Data records for software interfaces:
==============================
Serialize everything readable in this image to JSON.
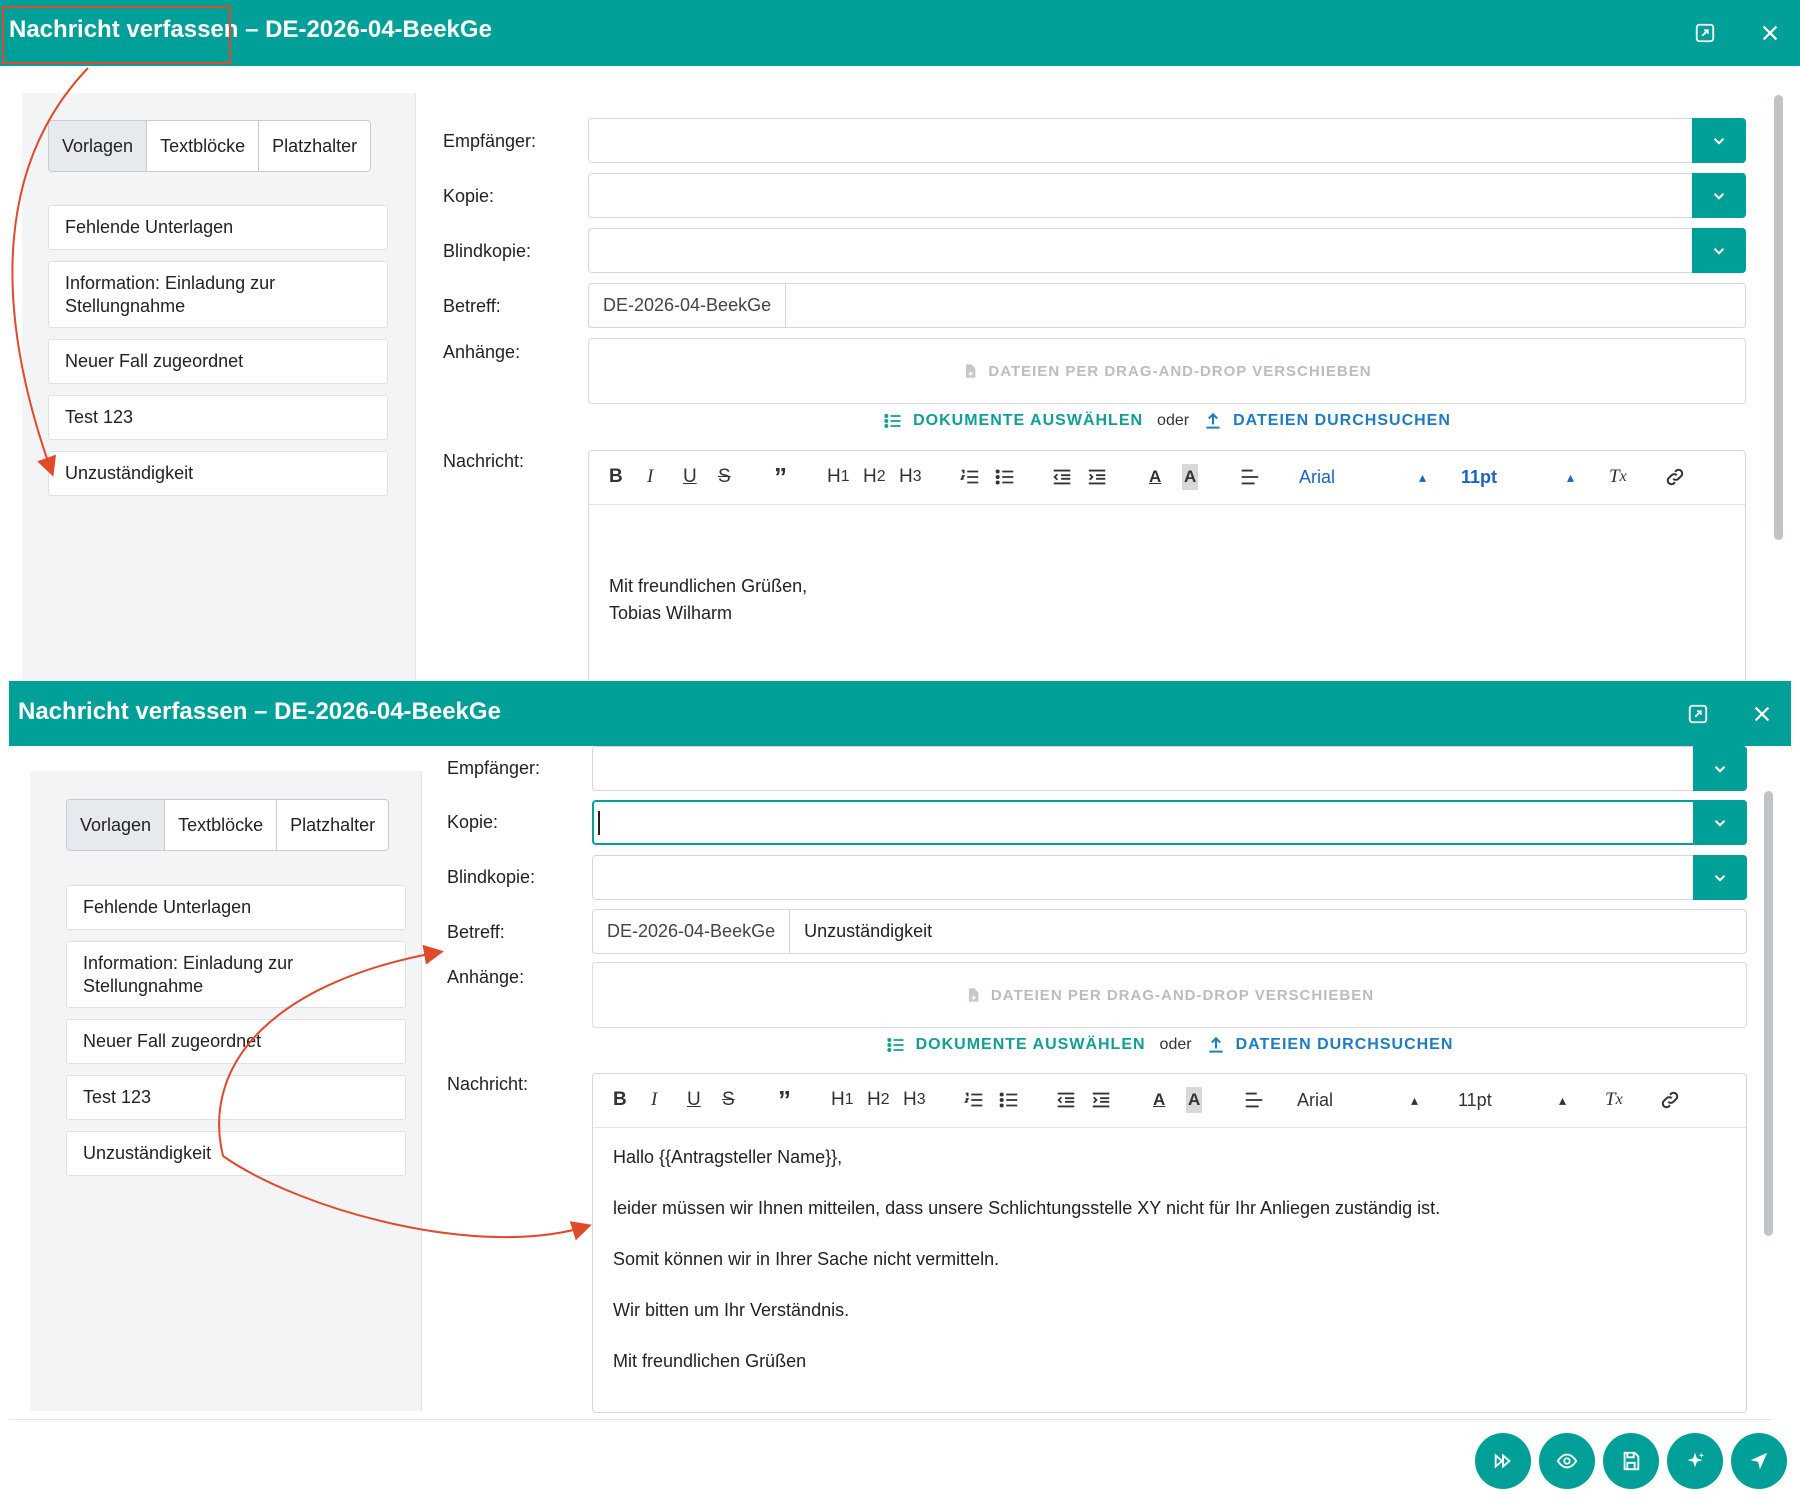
{
  "window1": {
    "title": "Nachricht verfassen – DE-2026-04-BeekGe",
    "tabs": [
      {
        "label": "Vorlagen",
        "active": true
      },
      {
        "label": "Textblöcke",
        "active": false
      },
      {
        "label": "Platzhalter",
        "active": false
      }
    ],
    "templates": [
      "Fehlende Unterlagen",
      "Information: Einladung zur Stellungnahme",
      "Neuer Fall zugeordnet",
      "Test 123",
      "Unzuständigkeit"
    ],
    "fields": {
      "recipient_label": "Empfänger:",
      "cc_label": "Kopie:",
      "bcc_label": "Blindkopie:",
      "subject_label": "Betreff:",
      "attachments_label": "Anhänge:",
      "message_label": "Nachricht:",
      "subject_prefix": "DE-2026-04-BeekGe",
      "subject_value": ""
    },
    "dropzone_text": "DATEIEN PER DRAG-AND-DROP VERSCHIEBEN",
    "select_documents": "DOKUMENTE AUSWÄHLEN",
    "or_text": "oder",
    "browse_files": "DATEIEN DURCHSUCHEN",
    "toolbar": {
      "font": "Arial",
      "size": "11pt"
    },
    "body_lines": [
      "Mit freundlichen Grüßen,",
      "Tobias Wilharm"
    ]
  },
  "window2": {
    "title": "Nachricht verfassen – DE-2026-04-BeekGe",
    "tabs": [
      {
        "label": "Vorlagen",
        "active": true
      },
      {
        "label": "Textblöcke",
        "active": false
      },
      {
        "label": "Platzhalter",
        "active": false
      }
    ],
    "templates": [
      "Fehlende Unterlagen",
      "Information: Einladung zur Stellungnahme",
      "Neuer Fall zugeordnet",
      "Test 123",
      "Unzuständigkeit"
    ],
    "fields": {
      "recipient_label": "Empfänger:",
      "cc_label": "Kopie:",
      "bcc_label": "Blindkopie:",
      "subject_label": "Betreff:",
      "attachments_label": "Anhänge:",
      "message_label": "Nachricht:",
      "subject_prefix": "DE-2026-04-BeekGe",
      "subject_value": "Unzuständigkeit"
    },
    "dropzone_text": "DATEIEN PER DRAG-AND-DROP VERSCHIEBEN",
    "select_documents": "DOKUMENTE AUSWÄHLEN",
    "or_text": "oder",
    "browse_files": "DATEIEN DURCHSUCHEN",
    "toolbar": {
      "font": "Arial",
      "size": "11pt"
    },
    "body_lines": [
      "Hallo {{Antragsteller Name}},",
      "leider müssen wir Ihnen mitteilen, dass unsere Schlichtungsstelle XY nicht für Ihr Anliegen zuständig ist.",
      "Somit können wir in Ihrer Sache nicht vermitteln.",
      "Wir bitten um Ihr Verständnis.",
      "Mit freundlichen Grüßen"
    ],
    "footer_buttons": [
      "skip-forward-icon",
      "eye-icon",
      "save-icon",
      "sparkle-icon",
      "send-icon"
    ]
  },
  "colors": {
    "teal": "#00a099",
    "annotation_red": "#e04a2a",
    "link_blue": "#1e7cc5",
    "font_select_blue": "#1a63c9"
  }
}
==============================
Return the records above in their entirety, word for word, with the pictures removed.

ANSWER TO THE EXERCISE »
Serialize everything readable in this image to JSON.
{
  "window1": {
    "title": "Nachricht verfassen – DE-2026-04-BeekGe",
    "tabs": [
      {
        "label": "Vorlagen",
        "active": true
      },
      {
        "label": "Textblöcke",
        "active": false
      },
      {
        "label": "Platzhalter",
        "active": false
      }
    ],
    "templates": [
      "Fehlende Unterlagen",
      "Information: Einladung zur Stellungnahme",
      "Neuer Fall zugeordnet",
      "Test 123",
      "Unzuständigkeit"
    ],
    "fields": {
      "recipient_label": "Empfänger:",
      "cc_label": "Kopie:",
      "bcc_label": "Blindkopie:",
      "subject_label": "Betreff:",
      "attachments_label": "Anhänge:",
      "message_label": "Nachricht:",
      "subject_prefix": "DE-2026-04-BeekGe",
      "subject_value": ""
    },
    "dropzone_text": "DATEIEN PER DRAG-AND-DROP VERSCHIEBEN",
    "select_documents": "DOKUMENTE AUSWÄHLEN",
    "or_text": "oder",
    "browse_files": "DATEIEN DURCHSUCHEN",
    "toolbar": {
      "font": "Arial",
      "size": "11pt"
    },
    "body_lines": [
      "Mit freundlichen Grüßen,",
      "Tobias Wilharm"
    ]
  },
  "window2": {
    "title": "Nachricht verfassen – DE-2026-04-BeekGe",
    "tabs": [
      {
        "label": "Vorlagen",
        "active": true
      },
      {
        "label": "Textblöcke",
        "active": false
      },
      {
        "label": "Platzhalter",
        "active": false
      }
    ],
    "templates": [
      "Fehlende Unterlagen",
      "Information: Einladung zur Stellungnahme",
      "Neuer Fall zugeordnet",
      "Test 123",
      "Unzuständigkeit"
    ],
    "fields": {
      "recipient_label": "Empfänger:",
      "cc_label": "Kopie:",
      "bcc_label": "Blindkopie:",
      "subject_label": "Betreff:",
      "attachments_label": "Anhänge:",
      "message_label": "Nachricht:",
      "subject_prefix": "DE-2026-04-BeekGe",
      "subject_value": "Unzuständigkeit"
    },
    "dropzone_text": "DATEIEN PER DRAG-AND-DROP VERSCHIEBEN",
    "select_documents": "DOKUMENTE AUSWÄHLEN",
    "or_text": "oder",
    "browse_files": "DATEIEN DURCHSUCHEN",
    "toolbar": {
      "font": "Arial",
      "size": "11pt"
    },
    "body_lines": [
      "Hallo {{Antragsteller Name}},",
      "leider müssen wir Ihnen mitteilen, dass unsere Schlichtungsstelle XY nicht für Ihr Anliegen zuständig ist.",
      "Somit können wir in Ihrer Sache nicht vermitteln.",
      "Wir bitten um Ihr Verständnis.",
      "Mit freundlichen Grüßen"
    ],
    "footer_buttons": [
      "skip-forward-icon",
      "eye-icon",
      "save-icon",
      "sparkle-icon",
      "send-icon"
    ]
  },
  "colors": {
    "teal": "#00a099",
    "annotation_red": "#e04a2a",
    "link_blue": "#1e7cc5",
    "font_select_blue": "#1a63c9"
  }
}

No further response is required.